Items from a data source
################

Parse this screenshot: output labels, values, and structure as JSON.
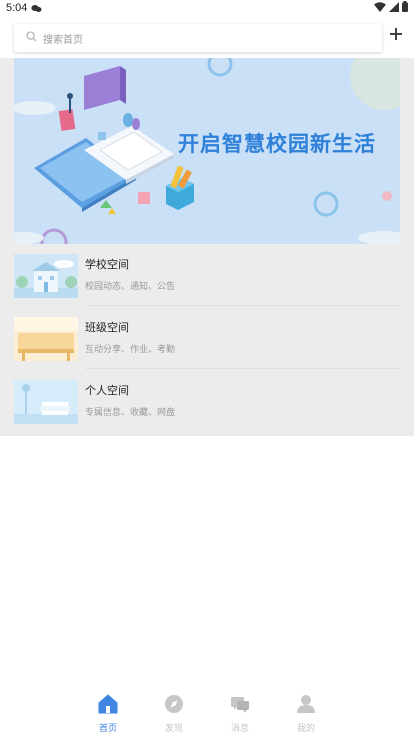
{
  "status_bar": {
    "time": "5:04"
  },
  "search": {
    "placeholder": "搜索首页"
  },
  "banner": {
    "title": "开启智慧校园新生活"
  },
  "list": [
    {
      "title": "学校空间",
      "subtitle": "校园动态、通知、公告"
    },
    {
      "title": "班级空间",
      "subtitle": "互动分享、作业、考勤"
    },
    {
      "title": "个人空间",
      "subtitle": "专属信息、收藏、网盘"
    }
  ],
  "nav": [
    {
      "label": "首页",
      "icon": "home-icon",
      "active": true
    },
    {
      "label": "发现",
      "icon": "compass-icon",
      "active": false
    },
    {
      "label": "消息",
      "icon": "chat-icon",
      "active": false
    },
    {
      "label": "我的",
      "icon": "person-icon",
      "active": false
    }
  ],
  "colors": {
    "accent": "#3f86e0",
    "banner_bg": "#c9e0f6",
    "banner_text": "#2f80d8",
    "section_bg": "#ececec",
    "inactive": "#c6c6c6"
  }
}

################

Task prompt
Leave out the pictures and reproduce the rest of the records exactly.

Your response
Parse this screenshot: output labels, values, and structure as JSON.
{
  "status_bar": {
    "time": "5:04"
  },
  "search": {
    "placeholder": "搜索首页"
  },
  "banner": {
    "title": "开启智慧校园新生活"
  },
  "list": [
    {
      "title": "学校空间",
      "subtitle": "校园动态、通知、公告"
    },
    {
      "title": "班级空间",
      "subtitle": "互动分享、作业、考勤"
    },
    {
      "title": "个人空间",
      "subtitle": "专属信息、收藏、网盘"
    }
  ],
  "nav": [
    {
      "label": "首页",
      "icon": "home-icon",
      "active": true
    },
    {
      "label": "发现",
      "icon": "compass-icon",
      "active": false
    },
    {
      "label": "消息",
      "icon": "chat-icon",
      "active": false
    },
    {
      "label": "我的",
      "icon": "person-icon",
      "active": false
    }
  ],
  "colors": {
    "accent": "#3f86e0",
    "banner_bg": "#c9e0f6",
    "banner_text": "#2f80d8",
    "section_bg": "#ececec",
    "inactive": "#c6c6c6"
  }
}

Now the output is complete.